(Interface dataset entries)

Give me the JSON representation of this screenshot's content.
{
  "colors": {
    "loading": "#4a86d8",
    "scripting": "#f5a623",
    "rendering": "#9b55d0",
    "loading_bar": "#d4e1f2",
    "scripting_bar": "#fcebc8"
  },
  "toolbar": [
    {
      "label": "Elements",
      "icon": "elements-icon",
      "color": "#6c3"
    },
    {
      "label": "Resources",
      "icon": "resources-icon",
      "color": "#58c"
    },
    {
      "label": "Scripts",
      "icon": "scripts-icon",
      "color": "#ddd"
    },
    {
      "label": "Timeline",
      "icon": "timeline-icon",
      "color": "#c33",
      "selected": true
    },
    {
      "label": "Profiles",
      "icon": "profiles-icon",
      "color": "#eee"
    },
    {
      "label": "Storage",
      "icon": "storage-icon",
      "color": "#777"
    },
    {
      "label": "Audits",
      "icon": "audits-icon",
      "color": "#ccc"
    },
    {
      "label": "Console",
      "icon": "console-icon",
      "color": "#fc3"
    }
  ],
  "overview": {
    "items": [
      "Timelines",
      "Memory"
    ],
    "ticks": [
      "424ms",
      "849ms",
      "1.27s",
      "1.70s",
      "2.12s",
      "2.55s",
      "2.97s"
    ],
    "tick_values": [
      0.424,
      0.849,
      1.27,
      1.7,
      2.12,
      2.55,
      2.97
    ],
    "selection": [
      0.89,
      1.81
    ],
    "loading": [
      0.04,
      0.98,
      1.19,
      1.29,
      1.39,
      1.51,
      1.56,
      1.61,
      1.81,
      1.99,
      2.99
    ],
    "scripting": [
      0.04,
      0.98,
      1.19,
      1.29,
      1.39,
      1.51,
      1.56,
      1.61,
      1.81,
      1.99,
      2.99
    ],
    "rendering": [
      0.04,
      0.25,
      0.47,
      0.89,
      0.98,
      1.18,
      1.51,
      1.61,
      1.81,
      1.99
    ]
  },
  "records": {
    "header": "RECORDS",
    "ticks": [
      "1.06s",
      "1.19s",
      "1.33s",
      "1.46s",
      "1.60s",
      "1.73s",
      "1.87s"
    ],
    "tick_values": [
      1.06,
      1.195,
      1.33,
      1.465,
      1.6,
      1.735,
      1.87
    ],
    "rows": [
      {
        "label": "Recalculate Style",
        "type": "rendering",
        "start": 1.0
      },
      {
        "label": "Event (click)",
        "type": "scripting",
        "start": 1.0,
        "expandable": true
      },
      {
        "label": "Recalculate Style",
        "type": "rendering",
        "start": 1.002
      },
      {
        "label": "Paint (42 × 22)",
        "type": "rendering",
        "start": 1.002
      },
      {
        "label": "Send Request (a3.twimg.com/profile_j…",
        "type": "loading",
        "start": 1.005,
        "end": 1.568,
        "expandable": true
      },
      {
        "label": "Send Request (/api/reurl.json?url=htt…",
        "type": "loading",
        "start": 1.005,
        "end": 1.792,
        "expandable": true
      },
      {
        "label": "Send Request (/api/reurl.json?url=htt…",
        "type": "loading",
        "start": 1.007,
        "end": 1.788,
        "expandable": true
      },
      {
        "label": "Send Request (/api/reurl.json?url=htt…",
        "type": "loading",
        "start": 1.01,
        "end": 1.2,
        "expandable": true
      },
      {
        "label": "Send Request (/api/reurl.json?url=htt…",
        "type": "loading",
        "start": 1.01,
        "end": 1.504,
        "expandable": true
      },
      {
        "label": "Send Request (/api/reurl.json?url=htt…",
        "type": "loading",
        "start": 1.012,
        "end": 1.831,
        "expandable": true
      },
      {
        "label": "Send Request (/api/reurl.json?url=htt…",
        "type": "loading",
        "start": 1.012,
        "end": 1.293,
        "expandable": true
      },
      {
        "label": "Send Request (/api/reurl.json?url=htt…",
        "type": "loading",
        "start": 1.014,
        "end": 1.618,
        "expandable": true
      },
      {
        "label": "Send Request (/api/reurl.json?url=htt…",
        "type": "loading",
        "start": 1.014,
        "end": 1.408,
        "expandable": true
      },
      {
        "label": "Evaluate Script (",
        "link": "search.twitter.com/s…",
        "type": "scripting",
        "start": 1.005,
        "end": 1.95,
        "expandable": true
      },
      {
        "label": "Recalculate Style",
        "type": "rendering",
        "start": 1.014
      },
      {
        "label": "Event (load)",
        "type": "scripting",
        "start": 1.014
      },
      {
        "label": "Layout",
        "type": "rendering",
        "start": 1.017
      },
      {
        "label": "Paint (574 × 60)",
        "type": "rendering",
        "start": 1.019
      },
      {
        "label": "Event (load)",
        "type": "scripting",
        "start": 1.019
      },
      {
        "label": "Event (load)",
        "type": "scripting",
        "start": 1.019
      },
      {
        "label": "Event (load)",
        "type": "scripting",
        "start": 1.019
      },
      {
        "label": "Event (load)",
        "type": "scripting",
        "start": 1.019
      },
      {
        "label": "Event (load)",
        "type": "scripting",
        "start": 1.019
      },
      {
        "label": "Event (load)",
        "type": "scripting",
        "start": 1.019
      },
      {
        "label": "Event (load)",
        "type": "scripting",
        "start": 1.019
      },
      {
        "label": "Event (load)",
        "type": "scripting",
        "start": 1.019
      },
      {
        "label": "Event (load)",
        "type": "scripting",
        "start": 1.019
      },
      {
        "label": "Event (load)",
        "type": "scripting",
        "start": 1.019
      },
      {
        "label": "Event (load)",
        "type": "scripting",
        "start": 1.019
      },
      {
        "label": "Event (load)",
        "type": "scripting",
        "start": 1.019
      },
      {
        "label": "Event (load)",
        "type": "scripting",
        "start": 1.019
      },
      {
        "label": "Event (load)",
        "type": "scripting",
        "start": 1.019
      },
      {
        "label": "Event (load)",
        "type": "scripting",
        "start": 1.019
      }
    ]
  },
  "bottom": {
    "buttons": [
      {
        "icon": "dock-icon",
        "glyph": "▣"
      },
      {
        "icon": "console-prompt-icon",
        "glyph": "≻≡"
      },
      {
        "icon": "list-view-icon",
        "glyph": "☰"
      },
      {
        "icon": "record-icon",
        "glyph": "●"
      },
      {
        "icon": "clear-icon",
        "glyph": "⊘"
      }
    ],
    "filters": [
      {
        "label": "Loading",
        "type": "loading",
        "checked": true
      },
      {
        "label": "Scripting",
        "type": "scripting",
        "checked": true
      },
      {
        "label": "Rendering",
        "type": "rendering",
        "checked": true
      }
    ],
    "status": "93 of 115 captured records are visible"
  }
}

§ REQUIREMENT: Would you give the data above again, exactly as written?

§ REPLY TO THE EXERCISE:
Give me the JSON representation of this screenshot's content.
{
  "colors": {
    "loading": "#4a86d8",
    "scripting": "#f5a623",
    "rendering": "#9b55d0",
    "loading_bar": "#d4e1f2",
    "scripting_bar": "#fcebc8"
  },
  "toolbar": [
    {
      "label": "Elements",
      "icon": "elements-icon",
      "color": "#6c3"
    },
    {
      "label": "Resources",
      "icon": "resources-icon",
      "color": "#58c"
    },
    {
      "label": "Scripts",
      "icon": "scripts-icon",
      "color": "#ddd"
    },
    {
      "label": "Timeline",
      "icon": "timeline-icon",
      "color": "#c33",
      "selected": true
    },
    {
      "label": "Profiles",
      "icon": "profiles-icon",
      "color": "#eee"
    },
    {
      "label": "Storage",
      "icon": "storage-icon",
      "color": "#777"
    },
    {
      "label": "Audits",
      "icon": "audits-icon",
      "color": "#ccc"
    },
    {
      "label": "Console",
      "icon": "console-icon",
      "color": "#fc3"
    }
  ],
  "overview": {
    "items": [
      "Timelines",
      "Memory"
    ],
    "ticks": [
      "424ms",
      "849ms",
      "1.27s",
      "1.70s",
      "2.12s",
      "2.55s",
      "2.97s"
    ],
    "tick_values": [
      0.424,
      0.849,
      1.27,
      1.7,
      2.12,
      2.55,
      2.97
    ],
    "selection": [
      0.89,
      1.81
    ],
    "loading": [
      0.04,
      0.98,
      1.19,
      1.29,
      1.39,
      1.51,
      1.56,
      1.61,
      1.81,
      1.99,
      2.99
    ],
    "scripting": [
      0.04,
      0.98,
      1.19,
      1.29,
      1.39,
      1.51,
      1.56,
      1.61,
      1.81,
      1.99,
      2.99
    ],
    "rendering": [
      0.04,
      0.25,
      0.47,
      0.89,
      0.98,
      1.18,
      1.51,
      1.61,
      1.81,
      1.99
    ]
  },
  "records": {
    "header": "RECORDS",
    "ticks": [
      "1.06s",
      "1.19s",
      "1.33s",
      "1.46s",
      "1.60s",
      "1.73s",
      "1.87s"
    ],
    "tick_values": [
      1.06,
      1.195,
      1.33,
      1.465,
      1.6,
      1.735,
      1.87
    ],
    "rows": [
      {
        "label": "Recalculate Style",
        "type": "rendering",
        "start": 1.0
      },
      {
        "label": "Event (click)",
        "type": "scripting",
        "start": 1.0,
        "expandable": true
      },
      {
        "label": "Recalculate Style",
        "type": "rendering",
        "start": 1.002
      },
      {
        "label": "Paint (42 × 22)",
        "type": "rendering",
        "start": 1.002
      },
      {
        "label": "Send Request (a3.twimg.com/profile_j…",
        "type": "loading",
        "start": 1.005,
        "end": 1.568,
        "expandable": true
      },
      {
        "label": "Send Request (/api/reurl.json?url=htt…",
        "type": "loading",
        "start": 1.005,
        "end": 1.792,
        "expandable": true
      },
      {
        "label": "Send Request (/api/reurl.json?url=htt…",
        "type": "loading",
        "start": 1.007,
        "end": 1.788,
        "expandable": true
      },
      {
        "label": "Send Request (/api/reurl.json?url=htt…",
        "type": "loading",
        "start": 1.01,
        "end": 1.2,
        "expandable": true
      },
      {
        "label": "Send Request (/api/reurl.json?url=htt…",
        "type": "loading",
        "start": 1.01,
        "end": 1.504,
        "expandable": true
      },
      {
        "label": "Send Request (/api/reurl.json?url=htt…",
        "type": "loading",
        "start": 1.012,
        "end": 1.831,
        "expandable": true
      },
      {
        "label": "Send Request (/api/reurl.json?url=htt…",
        "type": "loading",
        "start": 1.012,
        "end": 1.293,
        "expandable": true
      },
      {
        "label": "Send Request (/api/reurl.json?url=htt…",
        "type": "loading",
        "start": 1.014,
        "end": 1.618,
        "expandable": true
      },
      {
        "label": "Send Request (/api/reurl.json?url=htt…",
        "type": "loading",
        "start": 1.014,
        "end": 1.408,
        "expandable": true
      },
      {
        "label": "Evaluate Script (",
        "link": "search.twitter.com/s…",
        "type": "scripting",
        "start": 1.005,
        "end": 1.95,
        "expandable": true
      },
      {
        "label": "Recalculate Style",
        "type": "rendering",
        "start": 1.014
      },
      {
        "label": "Event (load)",
        "type": "scripting",
        "start": 1.014
      },
      {
        "label": "Layout",
        "type": "rendering",
        "start": 1.017
      },
      {
        "label": "Paint (574 × 60)",
        "type": "rendering",
        "start": 1.019
      },
      {
        "label": "Event (load)",
        "type": "scripting",
        "start": 1.019
      },
      {
        "label": "Event (load)",
        "type": "scripting",
        "start": 1.019
      },
      {
        "label": "Event (load)",
        "type": "scripting",
        "start": 1.019
      },
      {
        "label": "Event (load)",
        "type": "scripting",
        "start": 1.019
      },
      {
        "label": "Event (load)",
        "type": "scripting",
        "start": 1.019
      },
      {
        "label": "Event (load)",
        "type": "scripting",
        "start": 1.019
      },
      {
        "label": "Event (load)",
        "type": "scripting",
        "start": 1.019
      },
      {
        "label": "Event (load)",
        "type": "scripting",
        "start": 1.019
      },
      {
        "label": "Event (load)",
        "type": "scripting",
        "start": 1.019
      },
      {
        "label": "Event (load)",
        "type": "scripting",
        "start": 1.019
      },
      {
        "label": "Event (load)",
        "type": "scripting",
        "start": 1.019
      },
      {
        "label": "Event (load)",
        "type": "scripting",
        "start": 1.019
      },
      {
        "label": "Event (load)",
        "type": "scripting",
        "start": 1.019
      },
      {
        "label": "Event (load)",
        "type": "scripting",
        "start": 1.019
      },
      {
        "label": "Event (load)",
        "type": "scripting",
        "start": 1.019
      }
    ]
  },
  "bottom": {
    "buttons": [
      {
        "icon": "dock-icon",
        "glyph": "▣"
      },
      {
        "icon": "console-prompt-icon",
        "glyph": "≻≡"
      },
      {
        "icon": "list-view-icon",
        "glyph": "☰"
      },
      {
        "icon": "record-icon",
        "glyph": "●"
      },
      {
        "icon": "clear-icon",
        "glyph": "⊘"
      }
    ],
    "filters": [
      {
        "label": "Loading",
        "type": "loading",
        "checked": true
      },
      {
        "label": "Scripting",
        "type": "scripting",
        "checked": true
      },
      {
        "label": "Rendering",
        "type": "rendering",
        "checked": true
      }
    ],
    "status": "93 of 115 captured records are visible"
  }
}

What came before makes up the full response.